We looked at our the profile of expats going out - psychometric profiles - and those returnees coming back … it’s very clear in which areas they have grown and developed and improved. So that to us is a return on our investment, on an unquantifiable side (EnergyCo5)

Long-term strategic:

Benefits assessed beyond end of assignment in long-term retention rates, promotion rates, talent management and succession planning objectives being sustained, building career expats, increasing brand recognition and relationships, and overall value gained 5.

By the time we find someone who is going on an assignment it is a done deal. The estimate and the approval process is just a formality (FinanceCo3)

Short-term functional:

Immediate benefits assessed in local objectives met (e.g. knowledge transferred), local successor groomed, repatriation turnover, premature returns/failures, and so on 4.



Determine whether costs of assignment exceed budget or revenues increase 3.


Approval purposes:

Expected ROI is calculated in paper-only exercise as decision making tool 2.


The return on investment would be that we continue to have a viable talent, whose talent is enhanced by the overseas experience … somebody who is able to get the job done, but who is now more culturally savvy and can be counted on again for an assignment (AerospaceCo2)

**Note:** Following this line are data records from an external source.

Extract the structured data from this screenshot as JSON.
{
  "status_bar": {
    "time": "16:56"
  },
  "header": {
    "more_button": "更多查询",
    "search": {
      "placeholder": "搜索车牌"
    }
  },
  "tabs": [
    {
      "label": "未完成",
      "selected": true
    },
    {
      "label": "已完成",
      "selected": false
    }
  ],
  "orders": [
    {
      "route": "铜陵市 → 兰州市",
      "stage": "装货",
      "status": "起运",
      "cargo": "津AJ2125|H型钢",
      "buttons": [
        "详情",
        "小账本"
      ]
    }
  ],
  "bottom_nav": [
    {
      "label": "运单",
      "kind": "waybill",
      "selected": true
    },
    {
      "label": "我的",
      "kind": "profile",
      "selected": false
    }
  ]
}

Benefits accruing to expatriate employee rather than firm (e.g. career capital enhanced)


Mobility has very much more to do with what is the net cash position going to be to the employee, and are we doing the right thing by the employee (FinanceCo3)

Note: Managers provided multiple responses, so percentages do not add up to 100.


Table 3. Barriers to measuring expatriate ROI % Operational Barriers Software challenges  Not enough functionality  Not regionally accessible or usable Structure of mobility program  Continual reassignment  Length of assignment unknown  Decision by consensus (ROI difficult to implement)  Lack of co-ordination between business units  Strategic assignments (difficult to ascertain non-financial benefits)  Working in teams (unable to ascertain individual benefits) Lack of time/resources Don’t track data Cultural Barriers Lack of support/no buy-in Expatriates cost of doing business Financial ‘boom’ = less focus on ROI



16 6

56 42 10

Strategic Barriers Lack of planning  Unable to define or develop ROI measure  Lack of accountability/ownership Note: Managers provided multiple responses so percentages do not add up to 100.



Table 4. Variables influencing changes in expatriate ROI % Environment Variables Location of assignment Currency fluctuations

18 4

Individual Variables Re-assigned (career) expatriates Motivation for undertaking assignment Personality and suitability Cultural adaptability Self-initiated moves

22 18 14 10 6

Organizational Variables HR Practices Planning Administrative: Budgeting and cost planning Approval procedures Tracking data, reporting trends Trimming benefits (cost cutting) Stealth expatriates Strategic: Setting & monitoring objectives Aligning mobility to firm strategy Ownership/accountability Appropriate policy Selection Quality of selection programs Choosing suitable candidates Attracting candidates Expatriate versus local Having a candidate pool

% Organizational Variables cont’d Compensation Aligning to performance Customizing packages Training & Development Cultural preparation Non-work and Family Support Offering support services Performance Management Using data appropriately Customizing appraisals Repatriation Career management Planning repatriation Identifying next role Maintaining communication Managing loss of benefits Leveraging experience Mandating use of repatriation program Retention Talent management Loss during assignment

32 26 16 14 4 78 52 10 8

Organizational Structure Centralized vs decentralized Joint venture, M&A activity

60 36 20 18 18

Note: Managers provided multiple responses so percentages do not add up to 100.


30 26 12 32 60 44 36 32 14 10 8 6 4 66 16

14 6